Zand explains how he was first exposed to rap by his friends in the projects. “There were a lot of rough characters involved…a big mix of people. I have the most diverse group of friends of all Jewish people I know in this world. I was very into other cultures. It’s very easy to blend in and I did for many years in cultures that were far from anything Jewish.”

Zand is a Baal Teshuva, someone who does not grow up religious and “returns” to it later in life. “I grew up going to Hebrew School…I was connected in some respect to Judaism, but wasn’t really taught in a way that made me feel that was relevant to my life. I was proud of being Jewish, but couldn’t articulate it. I was into rap way before I was into Judaism.”
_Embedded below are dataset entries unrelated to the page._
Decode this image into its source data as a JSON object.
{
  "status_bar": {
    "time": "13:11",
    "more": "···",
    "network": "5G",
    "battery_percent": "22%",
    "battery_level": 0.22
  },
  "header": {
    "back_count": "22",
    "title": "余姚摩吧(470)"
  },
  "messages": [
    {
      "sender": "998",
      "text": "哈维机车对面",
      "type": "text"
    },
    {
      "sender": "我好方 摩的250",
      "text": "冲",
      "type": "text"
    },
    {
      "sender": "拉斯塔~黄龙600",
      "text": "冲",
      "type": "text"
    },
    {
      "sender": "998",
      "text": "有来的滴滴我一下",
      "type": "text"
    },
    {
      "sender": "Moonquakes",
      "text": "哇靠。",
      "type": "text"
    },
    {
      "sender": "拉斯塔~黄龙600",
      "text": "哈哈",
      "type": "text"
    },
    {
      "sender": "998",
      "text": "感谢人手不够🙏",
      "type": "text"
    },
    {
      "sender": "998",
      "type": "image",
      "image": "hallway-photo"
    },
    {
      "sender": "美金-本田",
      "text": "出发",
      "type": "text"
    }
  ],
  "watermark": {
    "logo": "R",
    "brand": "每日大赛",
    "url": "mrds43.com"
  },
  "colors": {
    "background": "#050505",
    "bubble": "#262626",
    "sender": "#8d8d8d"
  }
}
Zand feels confident that as a result of his background, everyone—not just the religious Jewish crowd—can relate to his music. “I’ve been through so much that the average American has gone through…sneaking into movies, going to nightclubs, getting in cars and getting in trouble, but I can relate to my audience….my heart writes the lyrics…I put my heart on the page because I have been through it all. I want to save people from finding the realization through pain and instead through pleasure, education, and logic. That’s what Hasidim is all about.”

Zand’s Hasidic beliefs allow him to share a universal, positive message that transcends the focus on the sensationalism of promiscuous sex and violence. “[Inspirational music] doesn’t mean you can’t be cool and can’t have fun; it’s just a holier version that promotes good values…. It’s something that can be embraced. It’s Torah in the skies. The influence of Torah is nicely woven in a positive influence that hopefully everyone can absorb. This [upcoming] album is aggressively beautiful. It has attitude, swagger, and an opinion on things, but also is woven into what is melodic and hypnotic at the same time.”

While music is clearly his passion, Zand credits his deep love of Hasidism as the driving force behind his music and his life. Zand explains that his inspiration comes from the Lubavitcher Rebbe, Chabad, and the general Hasidic approach to Judaism and the world. “It’s a very beautiful thing that inspires me a lot…Torah and trying to be the best Jew and person I can be—the best Hasid I can be—is the main course. Everything else is a side order. The Lubavitcher Rebbe said, ‘Music is the pen of the soul.’ We run a risky business listening to any old thing because it defines people. That was the same with me. I identified more with hip-hop growing up than Judaism…music was the main course and Judaism was a side order.”

And how does Zand’s Hasidic community feel about his music? “My rabbi is my biggest advocate. Baal Teshuvas are supposed to incorporate their talents and turn them into something positive. My approach to Judaism is working on yourself to be a light in a dark world, turn others into a light, and thereby illuminate the world.  That’s what my music is all about.  Acknowledging that there is a mission ahead of us and eventually bring heaven down to Earth.”

As the lyrics from the teacher for Zand’s single, “Believers,” says, “Yes, we’re all believers/Through the dark don’t leave us.” Zand clearly uses his Hasidic beliefs to spread a universal message of hope and inspiration with powerful lyrics and a great beat.